EDITOR’S NOTE: After dozens of complaints from viewers about construction defects in Utah, the KSL Investigators launched an in-depth look at the construction industry. This is part of a series on A Building Problem in our state.
LAYTON, Utah — When it comes to remodeling or even building a home, consumers have to do their homework to find a qualified contractor.
One tool touted as a place to check out potential contractors is the Division of Occupational & Professional Licensing or DOPL. The division’s search engine offers consumers the ability to lookup licenses and see if their professional has been disciplined.
But, as the KSL Investigators discovered, it’s not easy to find the information you need.
Put to the Test
Victor and Hannah Sine are expecting their first child and hope to have a home birth. But they said their master bathroom is much too small and want to remodel.
“Everything is just so narrow and tight,” Hannah said.
They know how important it is to do their homework to find a professional for the job. They prioritized online reviews, complaints with the Better Business Bureau and testimonials from former customers.
“[I look for] word of mouth referrals saying they did a great job, we’ve used them for years, and I know that we’ve had no issues with them,” Victor said.
But something Victor had never seen was DOPL’s website. So, armed with a few word-of-mouth referrals, the KSL Investigators had the Sines try and research the contractors through DOPL’s License Lookup.
“Nothing’s popping up for them, so I don’t really know how to use my resources to find a contractor. At least through DOPL,” Victor said.

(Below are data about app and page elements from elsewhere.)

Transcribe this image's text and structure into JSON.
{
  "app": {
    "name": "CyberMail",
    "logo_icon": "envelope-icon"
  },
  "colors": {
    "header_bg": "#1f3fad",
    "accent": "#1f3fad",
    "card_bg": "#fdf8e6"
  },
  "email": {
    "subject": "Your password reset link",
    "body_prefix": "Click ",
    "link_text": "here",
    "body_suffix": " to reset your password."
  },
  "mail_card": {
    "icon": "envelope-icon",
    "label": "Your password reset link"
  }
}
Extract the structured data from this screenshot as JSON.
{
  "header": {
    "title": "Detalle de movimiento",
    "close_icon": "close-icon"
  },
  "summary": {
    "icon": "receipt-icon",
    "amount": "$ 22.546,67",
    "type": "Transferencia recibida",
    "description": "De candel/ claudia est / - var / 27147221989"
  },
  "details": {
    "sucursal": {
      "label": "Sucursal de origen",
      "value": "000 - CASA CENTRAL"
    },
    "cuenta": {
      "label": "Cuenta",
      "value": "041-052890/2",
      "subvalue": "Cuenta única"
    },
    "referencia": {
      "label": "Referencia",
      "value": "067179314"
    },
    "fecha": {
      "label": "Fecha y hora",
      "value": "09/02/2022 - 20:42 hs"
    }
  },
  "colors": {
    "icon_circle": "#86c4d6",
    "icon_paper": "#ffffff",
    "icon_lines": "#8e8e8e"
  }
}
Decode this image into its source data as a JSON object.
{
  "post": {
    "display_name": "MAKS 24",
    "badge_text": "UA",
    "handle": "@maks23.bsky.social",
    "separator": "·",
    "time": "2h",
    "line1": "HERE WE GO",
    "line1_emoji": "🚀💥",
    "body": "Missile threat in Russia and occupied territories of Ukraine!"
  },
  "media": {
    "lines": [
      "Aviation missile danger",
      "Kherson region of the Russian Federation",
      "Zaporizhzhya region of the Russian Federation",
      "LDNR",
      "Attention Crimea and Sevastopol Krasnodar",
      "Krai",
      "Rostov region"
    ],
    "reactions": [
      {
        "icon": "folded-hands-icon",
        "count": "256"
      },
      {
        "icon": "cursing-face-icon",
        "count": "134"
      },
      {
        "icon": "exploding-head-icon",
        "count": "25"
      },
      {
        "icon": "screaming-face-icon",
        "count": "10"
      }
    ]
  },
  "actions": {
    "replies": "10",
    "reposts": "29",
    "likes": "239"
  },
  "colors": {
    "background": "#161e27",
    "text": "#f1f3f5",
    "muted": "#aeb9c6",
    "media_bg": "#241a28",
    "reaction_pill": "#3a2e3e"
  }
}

So we had him put in the name of a contractor known to be licensed. But the database still did not turn up any information. As we later found out, that’s because the contractor’s name was registered with a space between two letters in the name.

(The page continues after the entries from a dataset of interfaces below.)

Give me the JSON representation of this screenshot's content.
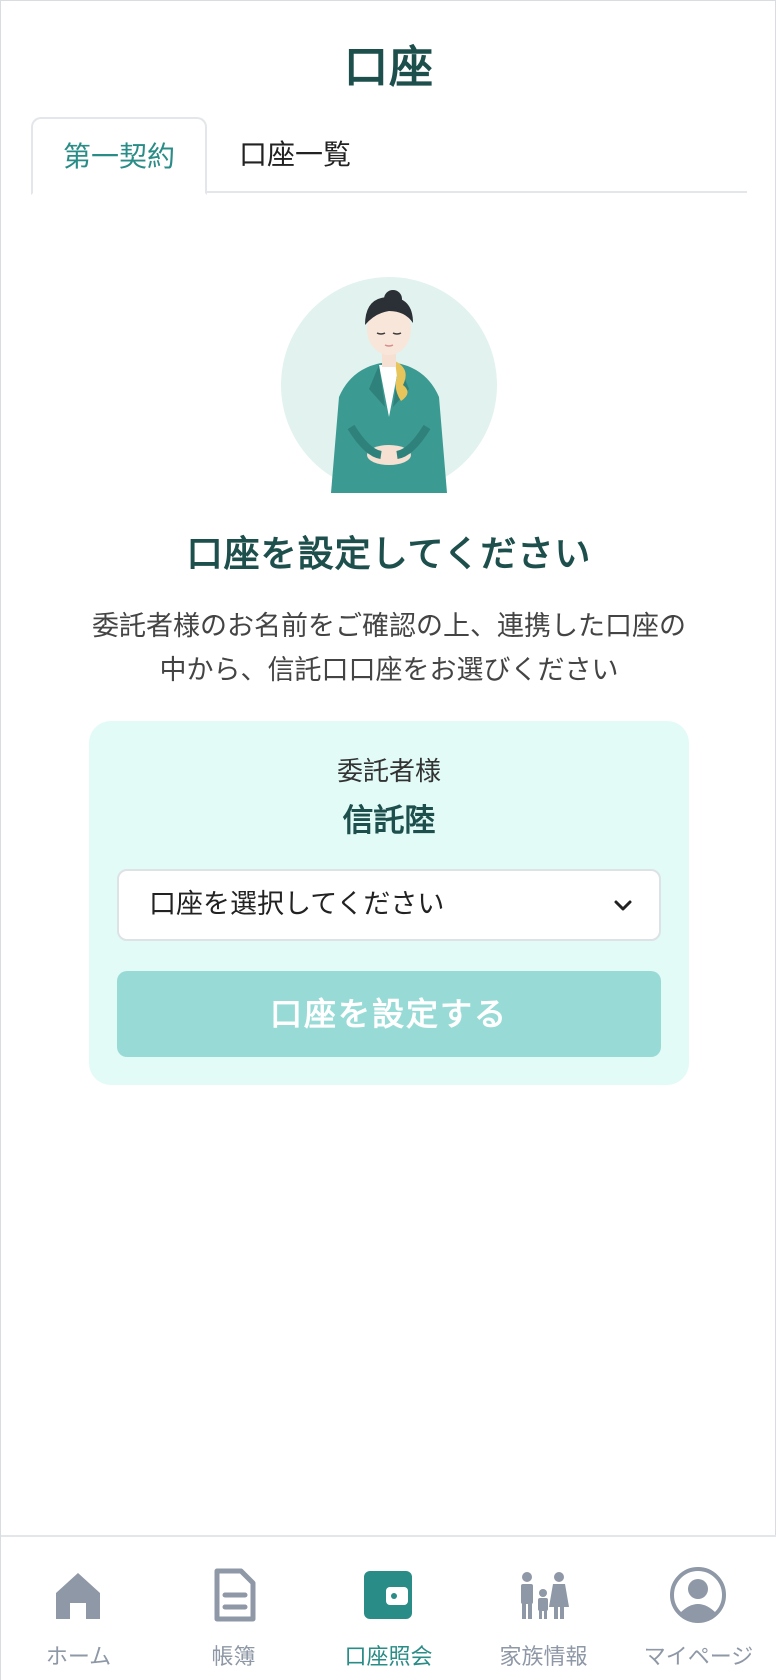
{
  "header": {
    "title": "口座"
  },
  "tabs": [
    {
      "label": "第一契約",
      "active": true
    },
    {
      "label": "口座一覧",
      "active": false
    }
  ],
  "main": {
    "heading": "口座を設定してください",
    "description": "委託者様のお名前をご確認の上、連携した口座の中から、信託口口座をお選びください",
    "card": {
      "label": "委託者様",
      "name": "信託陸",
      "select_placeholder": "口座を選択してください",
      "submit_label": "口座を設定する"
    }
  },
  "bottom_nav": [
    {
      "label": "ホーム",
      "icon": "home-icon",
      "active": false
    },
    {
      "label": "帳簿",
      "icon": "document-icon",
      "active": false
    },
    {
      "label": "口座照会",
      "icon": "wallet-icon",
      "active": true
    },
    {
      "label": "家族情報",
      "icon": "family-icon",
      "active": false
    },
    {
      "label": "マイページ",
      "icon": "user-icon",
      "active": false
    }
  ],
  "colors": {
    "primary": "#2a8c87",
    "heading": "#1d4f4c",
    "card_bg": "#e2fbf7",
    "button_disabled": "#98dbd6",
    "nav_inactive": "#8e98a6"
  }
}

“It’s like, (the) early 2000s, like 90s, when you had to type in exactly what you’re looking for,” Victor said.
Even Hannah, who is a licensed midwife and familiar with the DOPL website, struggled.
“We still couldn’t find a contractor through the website,” she said.

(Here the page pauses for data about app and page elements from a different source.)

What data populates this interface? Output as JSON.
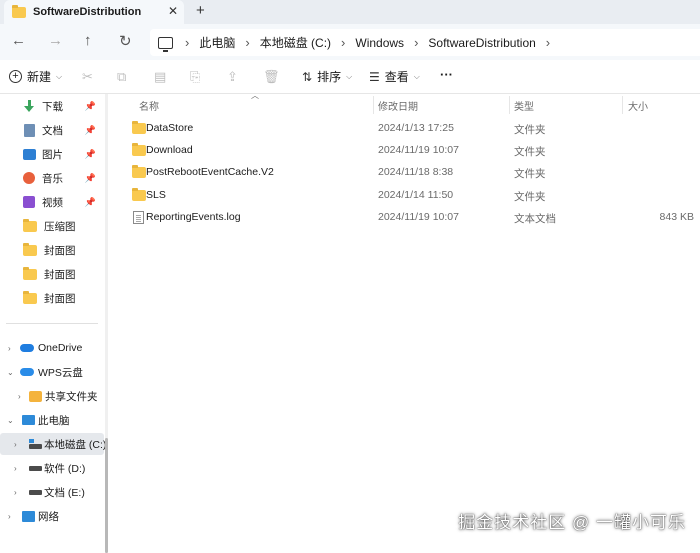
{
  "window": {
    "tab_title": "SoftwareDistribution",
    "tab_close": "✕",
    "new_tab": "+"
  },
  "nav": {
    "back": "←",
    "forward": "→",
    "up": "↑",
    "refresh": "↻"
  },
  "address": {
    "crumbs": [
      "此电脑",
      "本地磁盘 (C:)",
      "Windows",
      "SoftwareDistribution"
    ],
    "separator": "›"
  },
  "toolbar": {
    "new_label": "新建",
    "sort_label": "排序",
    "view_label": "查看",
    "more_label": "···"
  },
  "sidebar": {
    "quick_access": [
      {
        "label": "下载",
        "icon": "download-icon",
        "pinned": true
      },
      {
        "label": "文档",
        "icon": "document-icon",
        "pinned": true
      },
      {
        "label": "图片",
        "icon": "picture-icon",
        "pinned": true
      },
      {
        "label": "音乐",
        "icon": "music-icon",
        "pinned": true
      },
      {
        "label": "视频",
        "icon": "video-icon",
        "pinned": true
      },
      {
        "label": "压缩图",
        "icon": "folder-icon",
        "pinned": false
      },
      {
        "label": "封面图",
        "icon": "folder-icon",
        "pinned": false
      },
      {
        "label": "封面图",
        "icon": "folder-icon",
        "pinned": false
      },
      {
        "label": "封面图",
        "icon": "folder-icon",
        "pinned": false
      }
    ],
    "tree": [
      {
        "label": "OneDrive",
        "icon": "onedrive-icon"
      },
      {
        "label": "WPS云盘",
        "icon": "wps-cloud-icon"
      },
      {
        "label": "共享文件夹",
        "icon": "shared-folder-icon"
      },
      {
        "label": "此电脑",
        "icon": "this-pc-icon"
      },
      {
        "label": "本地磁盘 (C:)",
        "icon": "drive-icon",
        "selected": true
      },
      {
        "label": "软件 (D:)",
        "icon": "drive-icon"
      },
      {
        "label": "文档 (E:)",
        "icon": "drive-icon"
      },
      {
        "label": "网络",
        "icon": "network-icon"
      }
    ]
  },
  "files": {
    "columns": {
      "name": "名称",
      "modified": "修改日期",
      "type": "类型",
      "size": "大小"
    },
    "rows": [
      {
        "name": "DataStore",
        "modified": "2024/1/13 17:25",
        "type": "文件夹",
        "size": "",
        "icon": "folder-icon"
      },
      {
        "name": "Download",
        "modified": "2024/11/19 10:07",
        "type": "文件夹",
        "size": "",
        "icon": "folder-icon"
      },
      {
        "name": "PostRebootEventCache.V2",
        "modified": "2024/11/18 8:38",
        "type": "文件夹",
        "size": "",
        "icon": "folder-icon"
      },
      {
        "name": "SLS",
        "modified": "2024/1/14 11:50",
        "type": "文件夹",
        "size": "",
        "icon": "folder-icon"
      },
      {
        "name": "ReportingEvents.log",
        "modified": "2024/11/19 10:07",
        "type": "文本文档",
        "size": "843 KB",
        "icon": "text-file-icon"
      }
    ]
  },
  "watermark": "掘金技术社区 @ 一罐小可乐"
}
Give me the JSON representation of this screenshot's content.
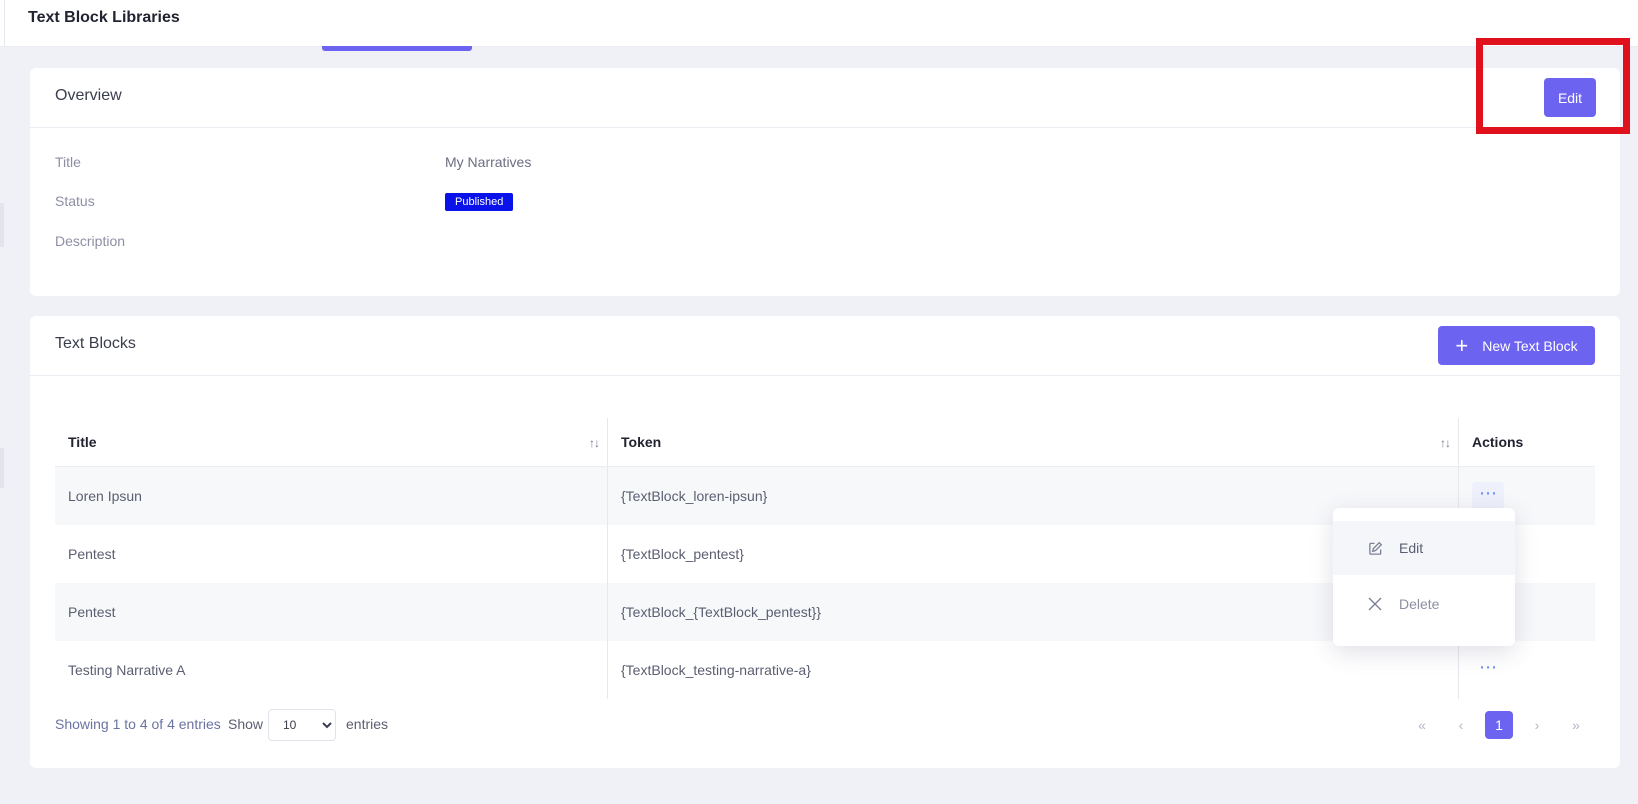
{
  "header": {
    "title": "Text Block Libraries"
  },
  "overview": {
    "heading": "Overview",
    "edit_label": "Edit",
    "fields": [
      {
        "label": "Title",
        "value": "My Narratives"
      },
      {
        "label": "Status",
        "value": "Published"
      },
      {
        "label": "Description",
        "value": ""
      }
    ],
    "status_color": "#0a12ea"
  },
  "text_blocks": {
    "heading": "Text Blocks",
    "new_button_label": "New Text Block",
    "columns": [
      "Title",
      "Token",
      "Actions"
    ],
    "rows": [
      {
        "title": "Loren Ipsun",
        "token": "{TextBlock_loren-ipsun}"
      },
      {
        "title": "Pentest",
        "token": "{TextBlock_pentest}"
      },
      {
        "title": "Pentest",
        "token": "{TextBlock_{TextBlock_pentest}}"
      },
      {
        "title": "Testing Narrative A",
        "token": "{TextBlock_testing-narrative-a}"
      }
    ],
    "actions_menu": [
      {
        "label": "Edit",
        "icon": "edit-icon"
      },
      {
        "label": "Delete",
        "icon": "close-icon"
      }
    ]
  },
  "footer": {
    "showing_text": "Showing 1 to 4 of 4 entries",
    "show_label": "Show",
    "page_size": "10",
    "entries_label": "entries",
    "current_page": "1"
  },
  "colors": {
    "accent": "#6c63f0",
    "highlight": "#e0101c"
  }
}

Discipline Search Comes Up Short
DOPL is also in charge of disciplining contractors when they break state rules. This ranges from citations to referral of criminal charges to the Utah Attorney General. But as the KSL Investigators found, consumers don’t have access to a lot of that information.
Complaints made against license holders are not considered public information under Utah law. Therefore, the public cannot see how many times other customers have filed complaints about a company.
Any citations issued against a license holder are not found on their page. Instead, consumers must sort through PDF files of Monthly Disciplinary Newsletters to see if their professional was cited. The information is not easily searchable.
Searching for the name of your contractor? If they are the qualifier for a company, their name won’t show up in the search results. Instead, you have to search for the company name for their license to appear.
Happen to hire a contractor that’s not licensed? Even if DOPL has cited them for contracting without a license, their name won’t appear in the DOPL database, because they aren’t a license holder.
Looking for a full disciplinary history for a contractor? All administrative actions taken against a company more than 10 years ago and certain actions taken five years ago are not accessible online. Consumers can get access to that information via a public records request.
There are also some huge discrepancies in what DOPL is reporting as discipline versus what shows up in its released records. According to DOPL, it disciplined 676 contractors in 2019, as of the beginning of October. But when the KSL Investigators scoured the Monthly Disciplinary Newsletters, we could only account for 189 contractors. The remaining 487, or 72%, did not appear.
The KSL Investigators took all of this to DOPL for comment. The department did not want to discuss this in an on-camera interview. By email, their spokesperson Jennifer Bolton said they have “requested that the vendor who manages the database… make changes” so citations are searchable and will show up on the license holder’s record.
But what about what Victor described as “the 90s search engine?” DOPL didn’t indicate any updates were forthcoming, only that consumers would need to know how the company spells its name on their license registration.
DOPL officials said consumers can contact them anytime for information about a licensed professional, or they can file a public records request for information through their website.